Fifteen minutes later, Bakos managed to squeeze off a round at a high-flyer that circled twice but gave no indication it was going to come in. Now we had three Mallards—with less than 30 minutes of shooting time remaining.
Truth is, I didn’t mind. Sure, you want to get some shooting—especially when you know the potential at these game areas—but I was simply enjoying watching the show. The blackbirds, for instance, were flocking together by the thousands, getting up and moving around en masse, making enough wing noise to awaken a vampire form his afternoon snooze.
Besides, it’s a rare autumn day you scan stand in thigh-deep water in shirtsleeves and not even think about shivering,

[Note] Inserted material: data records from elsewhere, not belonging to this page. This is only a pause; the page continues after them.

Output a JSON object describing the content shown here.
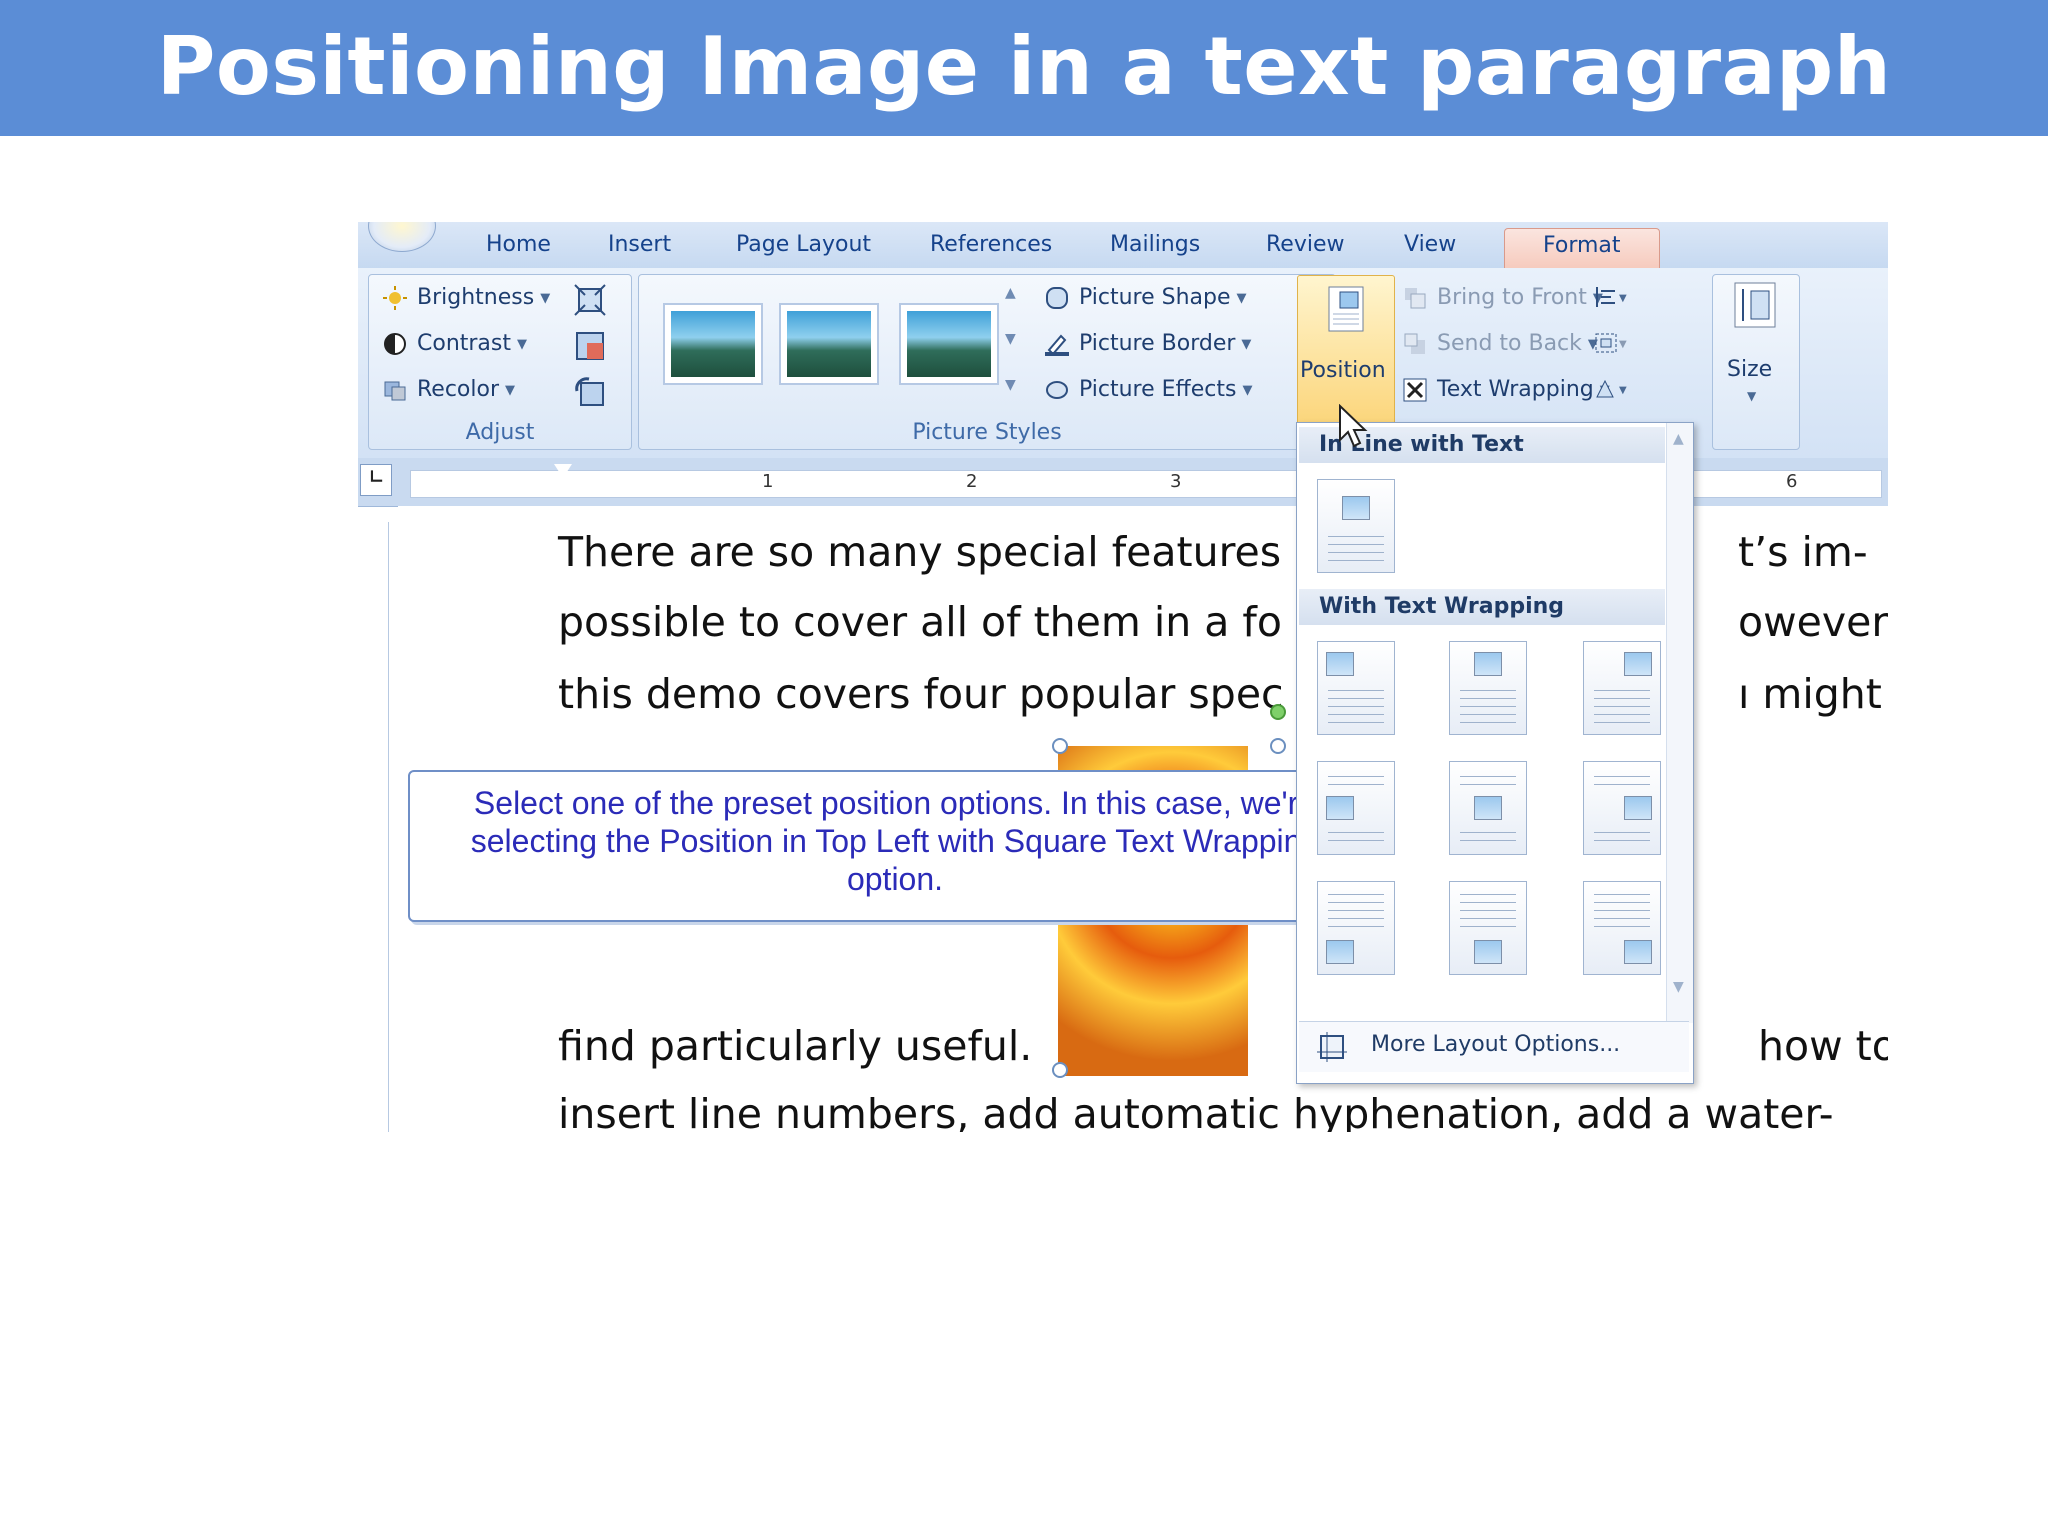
{
  "slide": {
    "title": "Positioning Image in a text paragraph"
  },
  "ribbon": {
    "tabs": [
      "Home",
      "Insert",
      "Page Layout",
      "References",
      "Mailings",
      "Review",
      "View",
      "Format"
    ],
    "active_tab": "Format",
    "adjust": {
      "label": "Adjust",
      "brightness": "Brightness",
      "contrast": "Contrast",
      "recolor": "Recolor"
    },
    "picture_styles": {
      "label": "Picture Styles",
      "shape": "Picture Shape",
      "border": "Picture Border",
      "effects": "Picture Effects"
    },
    "arrange": {
      "position": "Position",
      "bring_to_front": "Bring to Front",
      "send_to_back": "Send to Back",
      "text_wrapping": "Text Wrapping"
    },
    "size": {
      "label": "Size"
    }
  },
  "ruler": {
    "numbers": [
      "1",
      "2",
      "3",
      "6"
    ]
  },
  "document": {
    "lines_left": [
      "There are so many special features",
      "possible to cover all of them in a fo",
      "this demo covers four popular spec",
      "find particularly useful.",
      "insert line numbers, add automatic hyphenation, add a water-"
    ],
    "lines_right": [
      "t’s im-",
      "owever,",
      "ı might",
      "how to"
    ]
  },
  "callout": {
    "text": "Select one of the preset position options. In this case, we're selecting the Position in Top Left with Square Text Wrapping option."
  },
  "position_menu": {
    "inline_header": "In Line with Text",
    "wrapping_header": "With Text Wrapping",
    "more_options": "More Layout Options..."
  }
}
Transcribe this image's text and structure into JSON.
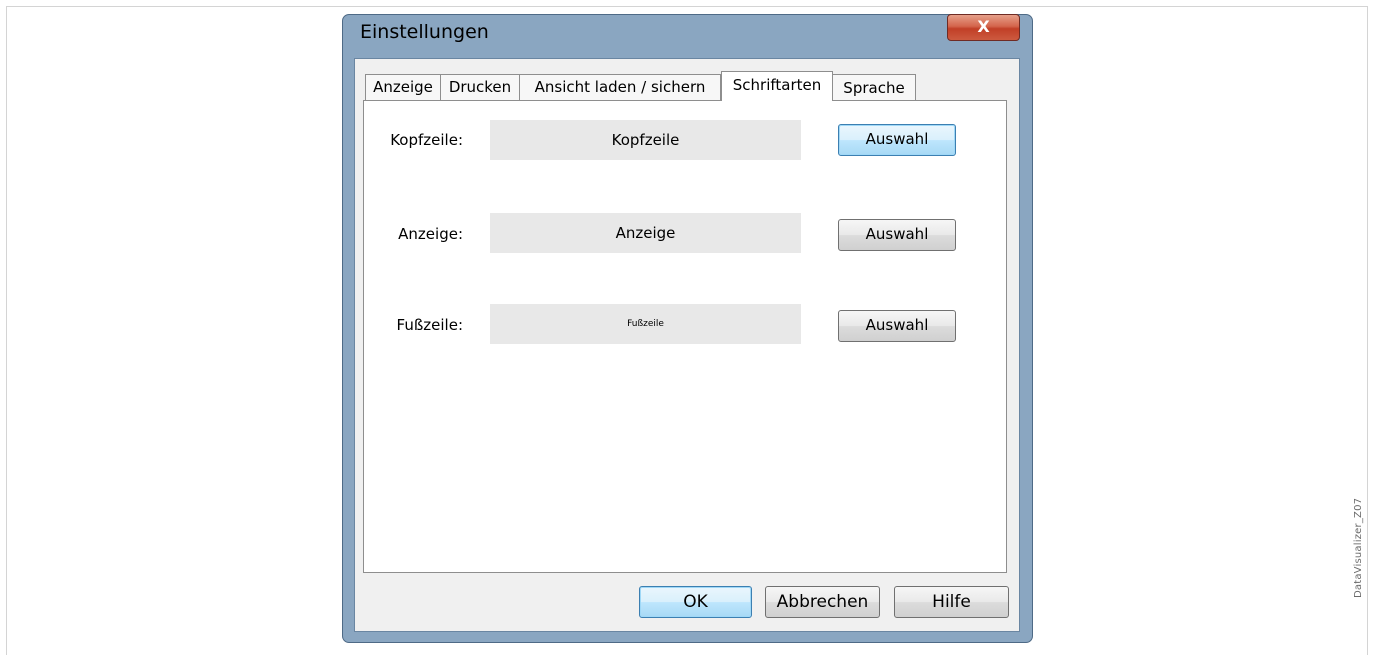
{
  "window": {
    "title": "Einstellungen",
    "close_label": "X"
  },
  "tabs": [
    {
      "label": "Anzeige"
    },
    {
      "label": "Drucken"
    },
    {
      "label": "Ansicht laden / sichern"
    },
    {
      "label": "Schriftarten",
      "active": true
    },
    {
      "label": "Sprache"
    }
  ],
  "rows": [
    {
      "label": "Kopfzeile:",
      "preview": "Kopfzeile",
      "button": "Auswahl"
    },
    {
      "label": "Anzeige:",
      "preview": "Anzeige",
      "button": "Auswahl"
    },
    {
      "label": "Fußzeile:",
      "preview": "Fußzeile",
      "button": "Auswahl"
    }
  ],
  "footer": {
    "ok": "OK",
    "cancel": "Abbrechen",
    "help": "Hilfe"
  },
  "watermark": "DataVisualizer_Z07",
  "colors": {
    "titlebar": "#8aa6c1",
    "close": "#c13f27",
    "focus": "#3c7fb1"
  }
}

I was also getting a kick out of Brandon, who was blowing his duck call like some sort of latter-day Miles Davis. He sounded good, and not just for a kid. When I said as much to Bakos, he was one proud poppa.
With minutes to go before sunset, a pair of wigeon came blowing in from out of nowhere and though they never even hinted at slowing down, Bakos and I got out in front of them. That was it. Five ducks for four of us in as prime location as a duck hunter would want.
Michigan’s state-managed waterfowl areas are a treasure; they attract and hold ducks and geese as well as any place this side of Arkansas in January. But you can’t make them fly. You pay your money (it costs $4 a day, $13 a season for a permit to hunt the state-managed areas) and you take your chances. It’d be a bargain at many times the price.
Bakos—who’ll hunt Shiawassee 40 or more days over the course of the season—went back the next three days. He (and his partners) shot 15 ducks and two geese, 18 ducks and two geese, and nine duck (no geese) over the next three days.
“The wind switched around to the north, the temperature dropped about 10 degrees and the birds flew,” said Bakos, with whom I’ve hunted ducks for more than a decade now. “We had big flocks. Lots of birds. Great to see.”
Lots of folks were worried that it was going to be tough this year. The entire game area flooded out in the spring and the farmers couldn’t get the corn in until the end of June. That was followed by a stretch of dry weather; the crops were stunted. And then?
“We got a good two inches of rain in August that just made everything,” Bakos said. “Our corn came on and our sorghum just exploded. The game area is just great—you’ve got to give a lot credit to Vic (Weigold, the wildlife technician at the area). He’s the one that made it happen.”
Bakos and I have a few more days penciled in. I can hardly wait to get back there.
“The birds are here,” Bakos said. “Lots of mallards, lots of wigeon, pintails, blacks…we’ve got a great season ahead of us.”
Images by Bob Gwizdz